    Quizzes are designed to be learning experiences that can help you identify problems before it becomes too late. 



    Labs will be graded based on attention to safety and preparation, attention to detail/ direction, time usage, cooperation with lab partners, having required supplies and materials, and laboratory notebook documentation.  Pre-lab assignments are to be completed before the start of every lab and marked as 

    complete before students can begin the day’s activities. 


    Summative Assessments:

    Exams or quizzes may be given after each unit we cover.  Labs and authentic assessments may also be used as summative assessments.  

    Topics to be covered: Problem 1: Design of an Effective Emergency Room

    Problem 2: Exploring Human Physiology

    Problem 3: Design of a Medical Innovation

    Problem 4: Investigating Environmental Health 

    Problem 5: Combating a Public Health Issue

    Problem 6: Molecular Biology in Action

    Problem 7: Forensic Autopsy

    Problem 8: Independent Project

    (Order of topics may change and omission of topics may occur based on progression of curriculum and capstone projects)


    Late and Missing Assignments

    Missing and incomplete assignments can be viewed on Genesis. Other than the final Capstone presentation date, students may request a deadline extension for smaller assignments by discussing with Mr. Kahn. However, students without extenuating circumstances or who habitually request this accommodation, without merit, will be penalized under the regular policy for late submissions. As per school policy, late assignments will incur a 5% per school day deduction for five days and yield a maximum score of 50% for late work. You will have advisory periods, office hours, lunch time, and before school to complete and submit late assignments (in addition to the timeframe given to complete the assignment).

    I, the undersigned student, have reviewed with my parents the expectations of the Project Lead the Way-Biomedical Innovations class as outlined in the syllabus and accept the terms and expectations as laid out.

    I understand that my parents may be contacted if I am found to be in serious default of my expectations, solely for the purpose of correcting the problem before my grades are negatively impacted. 
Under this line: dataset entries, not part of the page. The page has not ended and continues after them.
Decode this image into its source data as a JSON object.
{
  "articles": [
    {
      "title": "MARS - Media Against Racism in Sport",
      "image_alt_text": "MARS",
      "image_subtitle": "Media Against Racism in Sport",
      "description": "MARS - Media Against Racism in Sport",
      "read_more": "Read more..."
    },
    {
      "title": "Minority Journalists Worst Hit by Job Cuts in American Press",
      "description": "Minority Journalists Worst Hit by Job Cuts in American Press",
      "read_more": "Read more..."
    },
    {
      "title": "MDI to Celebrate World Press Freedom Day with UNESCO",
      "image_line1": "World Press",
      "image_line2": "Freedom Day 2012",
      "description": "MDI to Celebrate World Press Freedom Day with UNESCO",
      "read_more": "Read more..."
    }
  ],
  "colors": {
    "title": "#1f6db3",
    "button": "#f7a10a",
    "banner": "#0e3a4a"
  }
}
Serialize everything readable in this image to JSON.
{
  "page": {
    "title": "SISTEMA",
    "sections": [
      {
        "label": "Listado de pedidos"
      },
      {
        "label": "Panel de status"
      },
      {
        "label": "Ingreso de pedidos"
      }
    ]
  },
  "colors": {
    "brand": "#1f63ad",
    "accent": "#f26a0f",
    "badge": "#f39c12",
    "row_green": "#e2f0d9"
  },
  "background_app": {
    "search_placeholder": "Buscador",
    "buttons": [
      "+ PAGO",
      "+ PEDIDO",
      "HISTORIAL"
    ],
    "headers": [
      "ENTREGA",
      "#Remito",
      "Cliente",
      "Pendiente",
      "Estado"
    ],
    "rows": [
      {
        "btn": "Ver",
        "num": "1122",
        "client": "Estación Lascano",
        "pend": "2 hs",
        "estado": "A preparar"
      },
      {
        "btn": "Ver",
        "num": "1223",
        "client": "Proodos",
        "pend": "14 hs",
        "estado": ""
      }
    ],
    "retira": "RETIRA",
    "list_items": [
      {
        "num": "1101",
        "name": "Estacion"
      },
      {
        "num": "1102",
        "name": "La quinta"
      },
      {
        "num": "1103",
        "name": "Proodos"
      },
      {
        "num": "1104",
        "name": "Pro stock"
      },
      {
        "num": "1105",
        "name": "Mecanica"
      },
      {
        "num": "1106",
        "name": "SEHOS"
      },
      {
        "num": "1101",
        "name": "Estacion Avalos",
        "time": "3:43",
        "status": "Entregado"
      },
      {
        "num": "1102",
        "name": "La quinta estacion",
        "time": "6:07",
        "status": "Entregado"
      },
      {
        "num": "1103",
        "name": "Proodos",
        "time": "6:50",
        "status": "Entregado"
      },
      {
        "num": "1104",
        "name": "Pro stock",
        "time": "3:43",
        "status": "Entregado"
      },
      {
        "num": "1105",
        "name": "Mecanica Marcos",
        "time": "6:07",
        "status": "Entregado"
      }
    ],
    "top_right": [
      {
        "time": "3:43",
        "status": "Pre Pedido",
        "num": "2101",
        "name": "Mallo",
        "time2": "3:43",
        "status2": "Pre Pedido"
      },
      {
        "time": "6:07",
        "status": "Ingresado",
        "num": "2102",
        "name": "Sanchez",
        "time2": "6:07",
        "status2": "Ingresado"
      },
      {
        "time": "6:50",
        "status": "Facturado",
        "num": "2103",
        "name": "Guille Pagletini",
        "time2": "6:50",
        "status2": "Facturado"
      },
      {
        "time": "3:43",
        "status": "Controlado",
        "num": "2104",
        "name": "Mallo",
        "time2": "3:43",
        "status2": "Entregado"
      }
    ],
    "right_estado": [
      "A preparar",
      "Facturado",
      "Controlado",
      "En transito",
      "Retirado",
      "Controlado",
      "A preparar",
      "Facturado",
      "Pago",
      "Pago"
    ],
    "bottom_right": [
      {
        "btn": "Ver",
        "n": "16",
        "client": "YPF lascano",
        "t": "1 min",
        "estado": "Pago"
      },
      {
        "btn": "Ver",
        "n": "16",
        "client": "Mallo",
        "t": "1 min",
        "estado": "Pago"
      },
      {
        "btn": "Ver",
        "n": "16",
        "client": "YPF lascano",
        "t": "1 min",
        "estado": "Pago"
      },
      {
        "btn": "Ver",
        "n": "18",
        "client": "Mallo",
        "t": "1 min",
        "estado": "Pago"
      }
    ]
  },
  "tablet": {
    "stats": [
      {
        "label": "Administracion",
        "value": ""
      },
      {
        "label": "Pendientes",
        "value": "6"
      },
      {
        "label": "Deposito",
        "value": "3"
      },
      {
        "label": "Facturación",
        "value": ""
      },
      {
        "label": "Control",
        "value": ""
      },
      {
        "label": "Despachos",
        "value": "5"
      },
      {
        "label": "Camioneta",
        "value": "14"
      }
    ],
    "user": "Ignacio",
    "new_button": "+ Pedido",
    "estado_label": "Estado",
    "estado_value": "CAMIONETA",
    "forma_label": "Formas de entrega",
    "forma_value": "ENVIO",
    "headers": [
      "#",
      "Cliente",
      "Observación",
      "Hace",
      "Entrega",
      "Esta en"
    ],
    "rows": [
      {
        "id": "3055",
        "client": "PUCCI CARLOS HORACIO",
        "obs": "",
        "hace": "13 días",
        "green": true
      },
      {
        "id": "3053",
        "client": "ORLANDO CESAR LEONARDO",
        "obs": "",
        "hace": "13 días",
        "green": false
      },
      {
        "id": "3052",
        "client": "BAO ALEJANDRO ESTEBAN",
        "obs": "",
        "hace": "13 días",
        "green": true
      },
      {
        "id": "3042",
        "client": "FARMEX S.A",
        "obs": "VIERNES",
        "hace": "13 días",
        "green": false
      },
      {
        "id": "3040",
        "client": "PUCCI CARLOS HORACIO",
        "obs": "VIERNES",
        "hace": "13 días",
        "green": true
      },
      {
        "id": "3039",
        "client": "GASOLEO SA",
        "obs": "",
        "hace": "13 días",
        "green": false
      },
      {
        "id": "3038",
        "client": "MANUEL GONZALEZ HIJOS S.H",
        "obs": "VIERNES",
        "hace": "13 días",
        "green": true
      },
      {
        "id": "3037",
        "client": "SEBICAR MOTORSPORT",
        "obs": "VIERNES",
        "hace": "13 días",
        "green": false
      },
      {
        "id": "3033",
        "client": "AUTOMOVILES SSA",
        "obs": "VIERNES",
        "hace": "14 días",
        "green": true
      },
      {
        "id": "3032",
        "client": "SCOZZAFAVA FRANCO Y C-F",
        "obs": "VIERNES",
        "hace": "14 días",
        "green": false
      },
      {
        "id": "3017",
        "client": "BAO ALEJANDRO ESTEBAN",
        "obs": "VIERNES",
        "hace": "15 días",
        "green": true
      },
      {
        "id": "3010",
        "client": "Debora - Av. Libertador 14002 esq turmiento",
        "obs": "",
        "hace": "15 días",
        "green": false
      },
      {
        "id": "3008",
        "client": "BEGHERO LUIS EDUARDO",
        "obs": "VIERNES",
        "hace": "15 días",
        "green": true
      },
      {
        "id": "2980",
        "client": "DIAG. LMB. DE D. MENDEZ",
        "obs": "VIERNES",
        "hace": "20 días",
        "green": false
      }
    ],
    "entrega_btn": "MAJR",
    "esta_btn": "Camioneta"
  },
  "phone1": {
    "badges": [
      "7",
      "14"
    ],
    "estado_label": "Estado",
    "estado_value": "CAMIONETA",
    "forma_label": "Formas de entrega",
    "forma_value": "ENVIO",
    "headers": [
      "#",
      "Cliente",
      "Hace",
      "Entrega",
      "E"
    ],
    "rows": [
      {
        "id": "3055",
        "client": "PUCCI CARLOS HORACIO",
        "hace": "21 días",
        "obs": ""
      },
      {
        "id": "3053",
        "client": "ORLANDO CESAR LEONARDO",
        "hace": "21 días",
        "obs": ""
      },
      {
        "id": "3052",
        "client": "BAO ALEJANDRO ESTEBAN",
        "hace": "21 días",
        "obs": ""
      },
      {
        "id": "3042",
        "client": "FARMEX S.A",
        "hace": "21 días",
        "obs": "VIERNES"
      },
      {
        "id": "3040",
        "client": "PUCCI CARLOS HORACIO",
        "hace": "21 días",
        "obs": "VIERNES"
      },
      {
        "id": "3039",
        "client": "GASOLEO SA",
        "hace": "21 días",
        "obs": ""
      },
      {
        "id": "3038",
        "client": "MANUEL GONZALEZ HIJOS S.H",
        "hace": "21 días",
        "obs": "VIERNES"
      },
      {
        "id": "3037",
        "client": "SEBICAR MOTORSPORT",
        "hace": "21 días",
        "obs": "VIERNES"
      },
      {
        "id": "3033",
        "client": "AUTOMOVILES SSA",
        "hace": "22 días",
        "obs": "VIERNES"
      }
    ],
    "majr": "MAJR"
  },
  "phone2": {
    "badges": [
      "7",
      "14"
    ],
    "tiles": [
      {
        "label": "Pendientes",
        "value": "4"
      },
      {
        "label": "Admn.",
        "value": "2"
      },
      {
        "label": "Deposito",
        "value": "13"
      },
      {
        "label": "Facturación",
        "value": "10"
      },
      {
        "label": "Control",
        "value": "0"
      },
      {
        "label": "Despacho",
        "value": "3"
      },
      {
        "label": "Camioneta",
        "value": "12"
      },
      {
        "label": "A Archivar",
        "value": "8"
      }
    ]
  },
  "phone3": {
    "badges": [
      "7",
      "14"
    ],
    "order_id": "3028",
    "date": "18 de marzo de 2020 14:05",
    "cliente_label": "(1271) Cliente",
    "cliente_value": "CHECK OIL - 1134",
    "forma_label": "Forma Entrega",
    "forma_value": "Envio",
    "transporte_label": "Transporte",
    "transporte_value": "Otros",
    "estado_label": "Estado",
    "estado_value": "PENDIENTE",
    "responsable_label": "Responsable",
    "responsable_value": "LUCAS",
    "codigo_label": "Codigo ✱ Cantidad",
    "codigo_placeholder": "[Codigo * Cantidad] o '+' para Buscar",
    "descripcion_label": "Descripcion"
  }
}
    (student signature)                                        (name)                                  (date)


    (parent signature)               (contact email)       (contact phone)